21 Timberwolves Derrick Rose's one-year $2.4 million contract stands as one of the best one-year contracts in the NBA this season. He might be the NBA's Sixth Man of the Year. Rose is averaging 19.3 points per game, and doing it with sizzling three-point shooting. He's shooting 47.8 percent from three, fifth in the NBA. Rose has never shot above 34 percent from three in his career. -- 56-26
22 Mavericks J.J. Barea is a big reason for the Mavericks outpacing expectations so far. The point guard has averaged 10.5 assists per 36 minutes, behind only Kyle Lowry in the NBA; he's also leading the league in assist percentage. -- 50-32
23 Wizards One of the worst things about the Wizards' nightmarish season has been the lack of three-point shooting. The Wizards rank next-to-last in the NBA in three-point percentage. The only rotation player shooting above 35 percent from three is Otto Porter. 2 15-67
24 Nets With Caris LeVert's injury, even more of the scoring burden falls to D'Angelo Russell, who ranks 22nd in the NBA (and first on the Nets) in usage percentage. He's also shooting a career-high from three-point land, averaging nearly 17 points per game and coming off a 38-point, eight-assist game on Sunday night. As much as Russell catches criticism, he's only 22 years old. 1 32-50
25 Heat This has so far been a mighty disappointing season for the Heat, but in one hustle stat, nobody is better. The Heat rank first in the NBA in the number of loose balls recovered per game. 1 46-36

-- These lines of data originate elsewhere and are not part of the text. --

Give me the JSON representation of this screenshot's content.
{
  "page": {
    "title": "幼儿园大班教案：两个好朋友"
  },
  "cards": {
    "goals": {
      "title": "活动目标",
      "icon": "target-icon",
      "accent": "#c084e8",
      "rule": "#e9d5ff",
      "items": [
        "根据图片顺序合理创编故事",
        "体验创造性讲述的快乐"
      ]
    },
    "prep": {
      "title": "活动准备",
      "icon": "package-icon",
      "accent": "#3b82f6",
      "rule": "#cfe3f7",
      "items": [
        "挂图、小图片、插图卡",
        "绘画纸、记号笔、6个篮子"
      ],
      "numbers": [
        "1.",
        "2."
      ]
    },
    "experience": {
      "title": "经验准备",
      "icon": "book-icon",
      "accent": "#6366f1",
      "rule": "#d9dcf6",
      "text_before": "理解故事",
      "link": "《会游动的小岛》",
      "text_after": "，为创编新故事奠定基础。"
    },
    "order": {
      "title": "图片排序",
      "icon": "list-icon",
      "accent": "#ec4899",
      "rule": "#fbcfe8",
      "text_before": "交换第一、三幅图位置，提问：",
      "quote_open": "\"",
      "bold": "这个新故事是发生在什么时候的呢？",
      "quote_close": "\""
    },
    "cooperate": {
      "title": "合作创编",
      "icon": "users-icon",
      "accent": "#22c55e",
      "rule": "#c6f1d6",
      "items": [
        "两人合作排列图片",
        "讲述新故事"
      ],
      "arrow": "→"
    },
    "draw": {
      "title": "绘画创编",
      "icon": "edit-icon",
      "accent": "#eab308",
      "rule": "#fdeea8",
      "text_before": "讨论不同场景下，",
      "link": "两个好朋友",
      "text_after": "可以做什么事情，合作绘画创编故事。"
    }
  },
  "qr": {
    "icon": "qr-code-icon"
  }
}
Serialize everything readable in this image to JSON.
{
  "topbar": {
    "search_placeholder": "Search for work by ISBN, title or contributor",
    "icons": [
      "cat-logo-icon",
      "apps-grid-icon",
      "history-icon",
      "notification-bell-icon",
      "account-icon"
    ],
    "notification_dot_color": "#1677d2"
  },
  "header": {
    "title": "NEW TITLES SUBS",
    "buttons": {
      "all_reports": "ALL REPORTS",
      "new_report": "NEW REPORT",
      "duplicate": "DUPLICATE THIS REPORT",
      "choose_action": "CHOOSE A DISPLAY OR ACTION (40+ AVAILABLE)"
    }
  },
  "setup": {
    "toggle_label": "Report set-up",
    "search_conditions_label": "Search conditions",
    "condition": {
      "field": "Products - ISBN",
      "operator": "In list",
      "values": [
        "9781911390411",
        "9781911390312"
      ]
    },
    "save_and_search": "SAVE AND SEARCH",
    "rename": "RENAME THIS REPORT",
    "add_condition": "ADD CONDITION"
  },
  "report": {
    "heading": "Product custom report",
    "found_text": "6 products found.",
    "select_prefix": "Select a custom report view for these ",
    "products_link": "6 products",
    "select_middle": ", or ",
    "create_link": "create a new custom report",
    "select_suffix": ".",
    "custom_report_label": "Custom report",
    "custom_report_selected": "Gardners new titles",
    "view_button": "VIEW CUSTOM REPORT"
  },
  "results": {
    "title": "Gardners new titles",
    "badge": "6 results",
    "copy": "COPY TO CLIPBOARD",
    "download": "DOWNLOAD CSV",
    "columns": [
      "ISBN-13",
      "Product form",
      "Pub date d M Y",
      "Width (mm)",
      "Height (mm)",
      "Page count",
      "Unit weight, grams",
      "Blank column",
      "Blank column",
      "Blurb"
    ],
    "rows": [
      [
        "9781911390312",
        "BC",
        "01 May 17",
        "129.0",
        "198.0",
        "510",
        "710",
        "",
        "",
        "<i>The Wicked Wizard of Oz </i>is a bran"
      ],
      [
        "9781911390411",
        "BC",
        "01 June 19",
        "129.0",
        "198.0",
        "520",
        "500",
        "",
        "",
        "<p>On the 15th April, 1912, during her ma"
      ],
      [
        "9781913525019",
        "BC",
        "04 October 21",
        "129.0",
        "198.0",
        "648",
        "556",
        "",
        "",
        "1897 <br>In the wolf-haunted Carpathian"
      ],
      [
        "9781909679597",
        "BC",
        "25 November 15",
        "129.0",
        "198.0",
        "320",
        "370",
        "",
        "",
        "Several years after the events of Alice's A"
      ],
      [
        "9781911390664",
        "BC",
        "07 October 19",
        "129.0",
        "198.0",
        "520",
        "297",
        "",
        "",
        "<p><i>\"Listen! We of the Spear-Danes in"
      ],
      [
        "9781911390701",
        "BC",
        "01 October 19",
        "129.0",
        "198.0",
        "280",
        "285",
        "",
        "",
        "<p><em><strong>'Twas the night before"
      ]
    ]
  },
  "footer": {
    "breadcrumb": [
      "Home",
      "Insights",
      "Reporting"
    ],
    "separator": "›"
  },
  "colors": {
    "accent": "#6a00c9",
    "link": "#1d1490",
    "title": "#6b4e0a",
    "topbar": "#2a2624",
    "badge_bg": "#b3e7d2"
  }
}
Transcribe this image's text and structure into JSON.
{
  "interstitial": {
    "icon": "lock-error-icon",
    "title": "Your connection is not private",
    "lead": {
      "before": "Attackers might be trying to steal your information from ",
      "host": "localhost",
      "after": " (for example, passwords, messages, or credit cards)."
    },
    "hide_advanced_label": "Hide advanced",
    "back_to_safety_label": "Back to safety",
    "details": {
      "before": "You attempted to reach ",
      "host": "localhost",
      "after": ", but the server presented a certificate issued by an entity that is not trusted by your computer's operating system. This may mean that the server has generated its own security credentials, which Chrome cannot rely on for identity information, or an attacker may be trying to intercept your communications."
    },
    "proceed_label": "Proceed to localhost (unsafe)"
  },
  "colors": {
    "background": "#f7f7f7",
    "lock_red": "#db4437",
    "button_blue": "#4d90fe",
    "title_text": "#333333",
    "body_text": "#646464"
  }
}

26 Knicks Knicks rookie Mitchell Robinson ranks tops in the NBA in block percentage. He's averaging 4.1 blocks per 36 minutes, better than Hassan Whiteside and JaVale McGee. 1 50-32
27 Bulls The Bulls' injuries have put an undue amount of pressure on Zach LaVine to produce, and he's tried his best, ranking fifth in the NBA in usage rate. Perhaps he needs a bit of a breather, since over the past seven games, LaVine has shot only 13.8 percent from three. 1 39-43
28 Suns A quarter of the way through the regular season, Luka Doncic is the leading Rookie of the Year contender -- but Deandre Ayton is hot on his tail. Ayton leads all rookies in the player impact estimate metric, as he's averaging 16.5 points and 10.3 rebounds per game. -- 49-33
29 Cavaliers It's tough to find many good things to say about the Cavaliers. But here's one: Tristan Thompson ranks second in the NBA in offensive rebound percentage. When he's on the floor, Thompson grabs nearly one in five available offensive rebounds. Yay? 1 48-34
30 Hawks Trae Young's shooting has been atrocious. He's only making 22.6 percent of his threes this season, and had shot 12 percent from three over the previous 10 games (!) before making four threes on Sunday. But Travis Schlenk drafted Young more for his passing anyway, and Young has been spot on there. Young ranks second in the NBA in assist percentage. The next three names? James Harden, Kyle Lowry, Chris Paul. 1 36-46